Chapter IV Reinterpretations of the Historical Jesus In addition to the major historical approaches presented in the last chapter, many have attempted to write more-or-less popular lives of Jesus. These authors often advocate unorthodox interpretations: Jesus never died on the cross; he was connected with the Qumran community; someone else changed his message to fit their own desires; he traveled to various parts of the word during the so called "silent years" or even after the crucifixion. While such works are given virtually no attention by careful scholars, these attempts are sometimes very popular with those who are unfamiliar with the data behind such questions.
March 30, This Sunday April 1more than 2 billion Christians will celebrate Jesus Christ's resurrection from the dead. While there is no scientific way to know whether that supernatural event at the heart of Christianity happened, historians have established some facts about his life.
His birth … in a manger? To test the veracity of biblical claims, historians typically compare Christian accounts of Jesus' life with historical ones recorded by Romans and Jews, most notably the historians Flavius Josephus and Cornelius Tacitus.
Historians also back the claim that Joseph, Jesus' father, was a carpenter, meaning Jesus would have gone into the family profession as well. Most historians believe this event occurred, and that Jesus experienced some sort of vision that led him to begin preaching. In the New Testament, Mark 1: The Jewish historian Josephus mentions the mystical activities of John the Baptist, as well as his execution by King Herod.
What did Jesus look like? Those biblical writings mention very little, however, about what Jesus may have looked like except for perhaps the clothing that he and his disciples wore, Live Science reported previously.
Her research suggests Jesus may have stood at an average for the time 5 foot 5 inches 1.
All of this is based on what the average Jew in Egypt and Judea may have looked like. She added that her bet is that Jesus was likely not "handsome," as some have described him.
Reformer After his vision, Jesus began to preach that the Earth could be changed into a "Kingdom of God. A wise teacher Josephus not only mentions Jesus, in one passage, he also describes him as a wise man and a teacher. The passage is controversial because many historians believe a Christian author later added in phrases such as "He was the messiah" to the text, leading a few scholars to doubt the authenticity of the passage as a whole.
Most historians agree, however, that Jesus was viewed as a teacher and healer in Galilee and Judea. Timing of Jesus' crucifixion Several sources mention Jesus' crucifixion at the hands of Pontius Pilate, the Roman prefect.
Christian Gospels say the skies darkened for hours after the crucifixion, which historians viewed either as a miracle or a portent of dark times to come.
Using astronomy, later historians have used this mention to pinpoint the death of Christ. Death by crucifixion was one of the goriest ends the Romans meted out, and it was typically reserved for slaves and those seen to be challenging Roman authority. Where was Jesus buried?Home > History and Time Line of the Life of Jesus > Brief Life Summary Jesus (also called Christ which means king or Messiah) was born in Israel years ago.

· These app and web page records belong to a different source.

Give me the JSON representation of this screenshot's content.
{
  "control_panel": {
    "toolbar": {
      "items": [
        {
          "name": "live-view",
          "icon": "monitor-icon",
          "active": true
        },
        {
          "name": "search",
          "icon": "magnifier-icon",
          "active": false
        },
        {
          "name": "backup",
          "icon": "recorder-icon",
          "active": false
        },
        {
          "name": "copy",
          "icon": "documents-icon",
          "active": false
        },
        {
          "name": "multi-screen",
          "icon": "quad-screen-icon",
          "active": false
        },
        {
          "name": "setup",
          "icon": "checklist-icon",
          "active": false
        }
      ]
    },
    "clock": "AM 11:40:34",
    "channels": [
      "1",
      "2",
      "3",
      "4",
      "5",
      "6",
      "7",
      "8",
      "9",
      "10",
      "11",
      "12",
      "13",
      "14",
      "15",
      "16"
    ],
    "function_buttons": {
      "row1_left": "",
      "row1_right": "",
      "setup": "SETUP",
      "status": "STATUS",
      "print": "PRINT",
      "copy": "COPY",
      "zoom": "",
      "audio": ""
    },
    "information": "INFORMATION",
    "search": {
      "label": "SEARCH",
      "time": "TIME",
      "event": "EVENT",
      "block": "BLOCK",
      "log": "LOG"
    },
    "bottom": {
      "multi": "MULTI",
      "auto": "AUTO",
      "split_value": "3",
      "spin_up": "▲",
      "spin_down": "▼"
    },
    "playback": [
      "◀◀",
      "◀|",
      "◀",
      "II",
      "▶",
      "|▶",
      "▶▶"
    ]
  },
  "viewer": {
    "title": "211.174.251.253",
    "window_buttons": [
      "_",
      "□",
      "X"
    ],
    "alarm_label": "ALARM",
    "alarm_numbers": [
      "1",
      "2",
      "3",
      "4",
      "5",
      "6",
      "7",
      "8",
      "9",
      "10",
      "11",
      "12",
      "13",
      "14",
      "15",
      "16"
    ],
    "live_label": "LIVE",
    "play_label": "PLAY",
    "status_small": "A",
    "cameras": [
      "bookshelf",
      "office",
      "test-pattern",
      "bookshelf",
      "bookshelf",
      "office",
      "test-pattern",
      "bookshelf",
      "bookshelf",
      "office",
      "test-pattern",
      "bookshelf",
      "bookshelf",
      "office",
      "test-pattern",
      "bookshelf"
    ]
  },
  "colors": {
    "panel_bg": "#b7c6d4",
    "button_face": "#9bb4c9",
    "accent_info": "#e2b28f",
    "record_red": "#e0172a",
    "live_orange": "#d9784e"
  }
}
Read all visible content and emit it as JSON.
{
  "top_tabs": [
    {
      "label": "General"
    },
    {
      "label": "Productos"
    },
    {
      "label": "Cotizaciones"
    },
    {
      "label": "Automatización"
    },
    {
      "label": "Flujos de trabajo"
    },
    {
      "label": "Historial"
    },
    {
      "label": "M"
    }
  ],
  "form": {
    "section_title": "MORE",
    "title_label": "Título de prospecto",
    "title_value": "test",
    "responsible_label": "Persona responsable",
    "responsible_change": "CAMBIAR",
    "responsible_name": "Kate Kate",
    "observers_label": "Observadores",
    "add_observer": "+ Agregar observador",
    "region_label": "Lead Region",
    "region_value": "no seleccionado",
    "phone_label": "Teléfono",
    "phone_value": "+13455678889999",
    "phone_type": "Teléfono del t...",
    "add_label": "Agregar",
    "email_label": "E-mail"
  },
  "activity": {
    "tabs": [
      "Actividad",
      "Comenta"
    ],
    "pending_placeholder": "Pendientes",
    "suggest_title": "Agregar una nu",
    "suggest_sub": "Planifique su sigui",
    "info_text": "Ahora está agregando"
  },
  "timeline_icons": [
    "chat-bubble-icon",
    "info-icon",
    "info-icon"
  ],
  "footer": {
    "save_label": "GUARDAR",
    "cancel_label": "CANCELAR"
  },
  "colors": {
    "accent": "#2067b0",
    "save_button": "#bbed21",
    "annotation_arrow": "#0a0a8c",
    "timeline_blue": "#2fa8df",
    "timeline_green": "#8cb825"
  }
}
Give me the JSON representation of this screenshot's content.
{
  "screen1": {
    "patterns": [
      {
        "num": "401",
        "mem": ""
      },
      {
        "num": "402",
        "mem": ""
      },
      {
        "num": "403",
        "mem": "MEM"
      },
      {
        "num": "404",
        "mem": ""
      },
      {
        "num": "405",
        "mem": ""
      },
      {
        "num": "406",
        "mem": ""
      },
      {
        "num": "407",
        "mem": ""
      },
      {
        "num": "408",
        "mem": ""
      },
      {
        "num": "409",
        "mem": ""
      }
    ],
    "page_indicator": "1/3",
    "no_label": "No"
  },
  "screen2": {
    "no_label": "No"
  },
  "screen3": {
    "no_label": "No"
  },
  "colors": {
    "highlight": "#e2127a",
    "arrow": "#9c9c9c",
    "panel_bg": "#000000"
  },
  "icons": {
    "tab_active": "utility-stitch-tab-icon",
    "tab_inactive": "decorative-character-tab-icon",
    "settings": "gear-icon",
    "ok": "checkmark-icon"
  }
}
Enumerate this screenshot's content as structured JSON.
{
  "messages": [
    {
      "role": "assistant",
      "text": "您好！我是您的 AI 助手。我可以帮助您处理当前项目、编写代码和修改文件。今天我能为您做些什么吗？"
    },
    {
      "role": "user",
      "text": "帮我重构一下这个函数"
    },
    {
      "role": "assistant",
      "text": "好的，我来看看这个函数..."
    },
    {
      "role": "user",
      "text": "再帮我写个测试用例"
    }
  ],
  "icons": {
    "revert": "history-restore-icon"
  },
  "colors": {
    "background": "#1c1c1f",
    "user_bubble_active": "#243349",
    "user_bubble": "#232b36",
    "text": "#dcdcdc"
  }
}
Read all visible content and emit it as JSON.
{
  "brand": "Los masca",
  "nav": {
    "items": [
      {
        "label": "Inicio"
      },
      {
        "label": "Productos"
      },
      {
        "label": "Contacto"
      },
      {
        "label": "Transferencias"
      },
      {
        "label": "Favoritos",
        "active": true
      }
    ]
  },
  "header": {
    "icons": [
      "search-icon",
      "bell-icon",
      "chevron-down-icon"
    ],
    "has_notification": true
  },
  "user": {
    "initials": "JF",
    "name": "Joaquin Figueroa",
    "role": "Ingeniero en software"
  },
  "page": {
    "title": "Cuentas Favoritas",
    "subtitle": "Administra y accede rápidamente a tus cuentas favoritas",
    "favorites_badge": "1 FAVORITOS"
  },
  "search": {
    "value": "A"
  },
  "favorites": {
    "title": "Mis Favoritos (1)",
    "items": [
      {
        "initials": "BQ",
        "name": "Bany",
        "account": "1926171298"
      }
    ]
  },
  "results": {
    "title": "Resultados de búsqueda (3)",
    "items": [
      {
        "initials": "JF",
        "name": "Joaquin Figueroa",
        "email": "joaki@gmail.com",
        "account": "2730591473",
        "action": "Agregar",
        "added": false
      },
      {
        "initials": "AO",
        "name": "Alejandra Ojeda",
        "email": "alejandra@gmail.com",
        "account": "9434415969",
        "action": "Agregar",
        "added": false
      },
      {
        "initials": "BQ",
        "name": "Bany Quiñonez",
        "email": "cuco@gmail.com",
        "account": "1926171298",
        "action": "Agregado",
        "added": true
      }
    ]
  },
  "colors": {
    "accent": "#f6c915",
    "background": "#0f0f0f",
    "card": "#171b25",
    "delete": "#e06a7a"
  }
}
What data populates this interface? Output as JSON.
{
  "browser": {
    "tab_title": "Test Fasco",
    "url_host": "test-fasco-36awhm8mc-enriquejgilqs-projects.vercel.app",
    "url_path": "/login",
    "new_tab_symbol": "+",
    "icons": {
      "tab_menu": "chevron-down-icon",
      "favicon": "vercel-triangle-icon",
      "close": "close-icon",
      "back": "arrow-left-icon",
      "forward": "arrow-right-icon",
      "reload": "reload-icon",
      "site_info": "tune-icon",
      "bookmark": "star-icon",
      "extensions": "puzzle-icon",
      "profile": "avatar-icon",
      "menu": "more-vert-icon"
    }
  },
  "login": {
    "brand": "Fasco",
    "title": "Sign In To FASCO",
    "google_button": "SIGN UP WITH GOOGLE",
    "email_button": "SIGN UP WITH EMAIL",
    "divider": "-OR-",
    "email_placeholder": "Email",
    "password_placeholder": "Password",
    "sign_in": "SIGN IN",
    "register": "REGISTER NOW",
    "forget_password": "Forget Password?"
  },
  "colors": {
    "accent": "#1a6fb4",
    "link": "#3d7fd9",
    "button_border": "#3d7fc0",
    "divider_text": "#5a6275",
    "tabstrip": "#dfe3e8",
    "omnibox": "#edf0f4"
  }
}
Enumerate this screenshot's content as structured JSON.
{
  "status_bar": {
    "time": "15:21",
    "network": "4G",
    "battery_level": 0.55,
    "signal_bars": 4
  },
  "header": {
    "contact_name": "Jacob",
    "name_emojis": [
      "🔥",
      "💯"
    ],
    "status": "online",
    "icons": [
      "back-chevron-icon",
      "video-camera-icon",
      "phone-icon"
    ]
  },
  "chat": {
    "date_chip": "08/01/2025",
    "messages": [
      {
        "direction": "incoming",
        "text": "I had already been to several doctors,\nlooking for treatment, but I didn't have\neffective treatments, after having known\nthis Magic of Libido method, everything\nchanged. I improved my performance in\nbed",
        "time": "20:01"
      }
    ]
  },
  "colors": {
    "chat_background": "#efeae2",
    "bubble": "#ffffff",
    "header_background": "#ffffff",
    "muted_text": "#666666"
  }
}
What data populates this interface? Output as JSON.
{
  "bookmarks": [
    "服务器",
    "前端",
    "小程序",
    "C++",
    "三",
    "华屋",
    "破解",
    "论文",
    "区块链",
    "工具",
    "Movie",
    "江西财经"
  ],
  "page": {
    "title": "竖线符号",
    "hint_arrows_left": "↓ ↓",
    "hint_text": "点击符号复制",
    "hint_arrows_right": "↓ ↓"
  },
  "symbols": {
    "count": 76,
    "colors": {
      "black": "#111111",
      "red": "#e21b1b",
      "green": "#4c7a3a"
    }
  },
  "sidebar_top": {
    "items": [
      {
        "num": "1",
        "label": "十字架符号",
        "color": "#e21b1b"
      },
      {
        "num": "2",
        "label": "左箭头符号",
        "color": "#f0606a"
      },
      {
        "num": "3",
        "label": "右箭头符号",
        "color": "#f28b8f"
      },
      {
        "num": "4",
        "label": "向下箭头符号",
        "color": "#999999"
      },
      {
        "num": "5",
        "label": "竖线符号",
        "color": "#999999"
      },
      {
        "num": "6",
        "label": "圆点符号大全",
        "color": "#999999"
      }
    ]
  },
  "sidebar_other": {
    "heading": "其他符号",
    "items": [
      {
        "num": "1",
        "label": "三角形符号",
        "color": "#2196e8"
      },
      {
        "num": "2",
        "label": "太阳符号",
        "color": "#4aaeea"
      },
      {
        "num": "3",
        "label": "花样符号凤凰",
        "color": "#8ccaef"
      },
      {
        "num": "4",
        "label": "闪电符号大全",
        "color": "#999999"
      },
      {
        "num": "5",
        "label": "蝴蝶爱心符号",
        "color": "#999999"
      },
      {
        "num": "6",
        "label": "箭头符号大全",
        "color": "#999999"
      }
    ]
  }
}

Modern civilization marks his birth by dividing time B.C. (before Christ) and A.D.
(Anno Domini - or the year of our Lord). For his first thirty years, Jesus lived a traditional Jewish life, working as a carpenter. All we have are later descriptions of Jesus’ life events by non-eyewitnesses, most of whom are obviously biased.
Little can be gleaned from the few non-Biblical and non-Christian sources, with only Roman scholar Josephus and historian Tacitus having any reasonable .
Yet how much history is really known about the man at the center of Christianity is a subject of much debate, with scholars in agreement over some elements of Jesus of Nazareth's life and hotly.
The historical evidence for Jesus of Nazareth is both long-established and widespread. Within a few decades of his supposed lifetime, he is mentioned by Jewish and Roman historians, as well as by.
The Historical Jesus Scholar Claudia Setzer explores the discoveries and controversies of the present 's quest, comparing it to earlier intense periods of inquiry into Jesus' life. Reinterpretations of the Historical Jesus In addition to the major historical approaches presented in the last chapter, many have attempted to write more-or-less popular lives of Jesus.